According to The Wall Street Journal, Nokia is launching its first fully global ad campaign. The slogan “1,001 reasons to have a Nokia imaging phone” will find its way into print, broadcast and Web sites across Europe, Asia and Africa, with the US following in a few months.
Speaking on behalf of the US market, the slogan hardly rolls off the tongue. It feels a bit like a “slogan by committee” which may very well be the result of trying to come up with a slogan that appeals to everyone. Nevertheless, global ad campaigns are a clear trend and it will be interesting to see how Nokia fares.
A photo of a baby will be used in some Nokia ads, as previewed here:
Of course, the nationality and ethnicity of that baby is a big deal in many markets, which is why Nokia wisely plans to localize the campaign as necessary. Here’s an excerpt from the article:
To combat concerns of losing local flavor, Nokia is making some tweaks for different cultures. The current campaign will employ actors from the region where the ad runs to reflect the look of the local population, though they will say the same lines, Mr. Rantala says. He also said local settings would be modified when showcasing the phones, such as using a marketplace in Italy or a bazaar when advertising in the Middle East.
Cost savings is one driving force behind global ad campaigns. Nokia would like to cut back on the number of advertising agencies it relies upon around the world. For this campaign, it relied on just two firms – one for Asia and one for EMEA. The company also wants to achieve some economies of scale on advertising production, although with the added localization required for each market, I’m dubious that production costs will be decreased significantly.
The true measure of success won’t be cost savings but revenue increases. In other words, does a global ad campaign help a company sell more product globally?
It all depends on the campaign. Few advertising campaigns ever become breakout hits regardless of their geographic focus. It’s a tough business and consumers are harder to reach than ever before.
However, it is important for companies considering global ad campaigns to consider the risks and rewards of doing so. A global ad campaign is the biggest bet a marketing manager can make. If the campaign fails, it fails BIG.
Contrast the global campaign against a myriad of local ad campaigns, none of which promise global success but also none that will result in global failure. Another upside to launching a number of local campaigns is the opportunity to discover a hit campaign in one market that can be expanded into other markets.
Using the baseball analogy, the global campaign is the equivalent of players trying to hit a grand slam while local ad campaigns are the equivalent of a number of base hits. The tactics are different but the goal remains the same.

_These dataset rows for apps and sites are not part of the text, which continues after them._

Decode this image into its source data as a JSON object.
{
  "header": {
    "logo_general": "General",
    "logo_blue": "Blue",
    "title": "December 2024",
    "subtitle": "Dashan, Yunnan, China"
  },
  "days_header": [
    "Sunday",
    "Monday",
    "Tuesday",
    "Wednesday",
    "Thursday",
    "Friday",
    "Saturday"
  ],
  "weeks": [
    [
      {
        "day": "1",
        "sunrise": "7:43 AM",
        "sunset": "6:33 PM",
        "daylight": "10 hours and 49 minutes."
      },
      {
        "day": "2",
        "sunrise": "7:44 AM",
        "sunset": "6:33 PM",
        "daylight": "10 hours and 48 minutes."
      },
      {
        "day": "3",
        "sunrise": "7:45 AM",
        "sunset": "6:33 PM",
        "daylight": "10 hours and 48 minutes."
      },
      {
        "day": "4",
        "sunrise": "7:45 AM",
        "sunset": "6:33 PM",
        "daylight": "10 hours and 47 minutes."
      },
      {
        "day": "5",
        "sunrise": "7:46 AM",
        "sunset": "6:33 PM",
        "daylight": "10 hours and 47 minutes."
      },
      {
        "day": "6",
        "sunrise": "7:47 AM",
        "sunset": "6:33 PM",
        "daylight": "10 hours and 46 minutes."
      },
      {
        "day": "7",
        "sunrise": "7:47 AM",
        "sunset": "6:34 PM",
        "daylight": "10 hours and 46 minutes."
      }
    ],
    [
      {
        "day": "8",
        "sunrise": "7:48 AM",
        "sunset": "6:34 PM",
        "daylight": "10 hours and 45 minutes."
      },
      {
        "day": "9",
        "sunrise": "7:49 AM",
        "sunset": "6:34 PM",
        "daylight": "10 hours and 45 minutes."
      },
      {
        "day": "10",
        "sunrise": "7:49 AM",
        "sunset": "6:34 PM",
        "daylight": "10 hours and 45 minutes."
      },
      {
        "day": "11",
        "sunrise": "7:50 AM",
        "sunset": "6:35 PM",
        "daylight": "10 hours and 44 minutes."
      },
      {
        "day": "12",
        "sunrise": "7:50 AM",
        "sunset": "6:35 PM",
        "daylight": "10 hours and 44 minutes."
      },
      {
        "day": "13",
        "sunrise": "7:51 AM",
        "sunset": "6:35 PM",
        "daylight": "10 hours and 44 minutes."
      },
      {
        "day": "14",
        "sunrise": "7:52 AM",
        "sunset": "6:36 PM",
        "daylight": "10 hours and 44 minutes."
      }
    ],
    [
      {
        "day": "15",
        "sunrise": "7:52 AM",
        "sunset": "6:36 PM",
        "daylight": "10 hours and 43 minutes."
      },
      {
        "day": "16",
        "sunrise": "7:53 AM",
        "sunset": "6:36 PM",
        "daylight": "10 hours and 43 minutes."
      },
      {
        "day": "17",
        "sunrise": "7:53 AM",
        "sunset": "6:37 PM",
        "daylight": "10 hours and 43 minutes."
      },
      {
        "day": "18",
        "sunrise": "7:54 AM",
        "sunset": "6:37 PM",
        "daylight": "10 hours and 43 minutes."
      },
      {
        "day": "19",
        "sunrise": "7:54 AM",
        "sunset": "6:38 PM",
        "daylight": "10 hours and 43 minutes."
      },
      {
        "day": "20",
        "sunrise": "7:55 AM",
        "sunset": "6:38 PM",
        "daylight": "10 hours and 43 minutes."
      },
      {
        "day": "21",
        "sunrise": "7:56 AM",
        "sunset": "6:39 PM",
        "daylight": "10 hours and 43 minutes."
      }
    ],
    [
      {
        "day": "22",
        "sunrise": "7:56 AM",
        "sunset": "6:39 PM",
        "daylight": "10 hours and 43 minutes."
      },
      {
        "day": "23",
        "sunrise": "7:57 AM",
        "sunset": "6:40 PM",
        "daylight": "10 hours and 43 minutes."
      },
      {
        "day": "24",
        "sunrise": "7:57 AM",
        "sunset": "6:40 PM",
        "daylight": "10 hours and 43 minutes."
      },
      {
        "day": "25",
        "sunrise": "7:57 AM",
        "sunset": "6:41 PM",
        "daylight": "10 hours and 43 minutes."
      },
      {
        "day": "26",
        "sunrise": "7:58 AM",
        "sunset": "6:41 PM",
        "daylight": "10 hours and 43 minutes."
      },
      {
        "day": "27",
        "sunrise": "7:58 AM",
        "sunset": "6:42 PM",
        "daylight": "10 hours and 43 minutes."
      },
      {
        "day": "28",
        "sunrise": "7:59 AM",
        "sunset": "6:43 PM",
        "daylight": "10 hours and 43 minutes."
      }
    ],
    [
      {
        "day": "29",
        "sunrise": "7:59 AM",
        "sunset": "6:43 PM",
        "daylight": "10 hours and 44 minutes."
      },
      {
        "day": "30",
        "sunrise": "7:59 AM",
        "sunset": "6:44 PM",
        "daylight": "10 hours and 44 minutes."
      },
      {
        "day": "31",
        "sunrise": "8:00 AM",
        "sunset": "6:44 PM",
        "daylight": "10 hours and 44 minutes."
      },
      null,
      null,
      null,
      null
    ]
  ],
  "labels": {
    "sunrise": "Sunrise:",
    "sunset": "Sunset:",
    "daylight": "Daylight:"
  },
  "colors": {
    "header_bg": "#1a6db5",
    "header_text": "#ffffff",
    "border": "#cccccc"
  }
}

I’m not confident that this particular campaign will be a grand slam for Nokia, but I applaud them taking a big swing.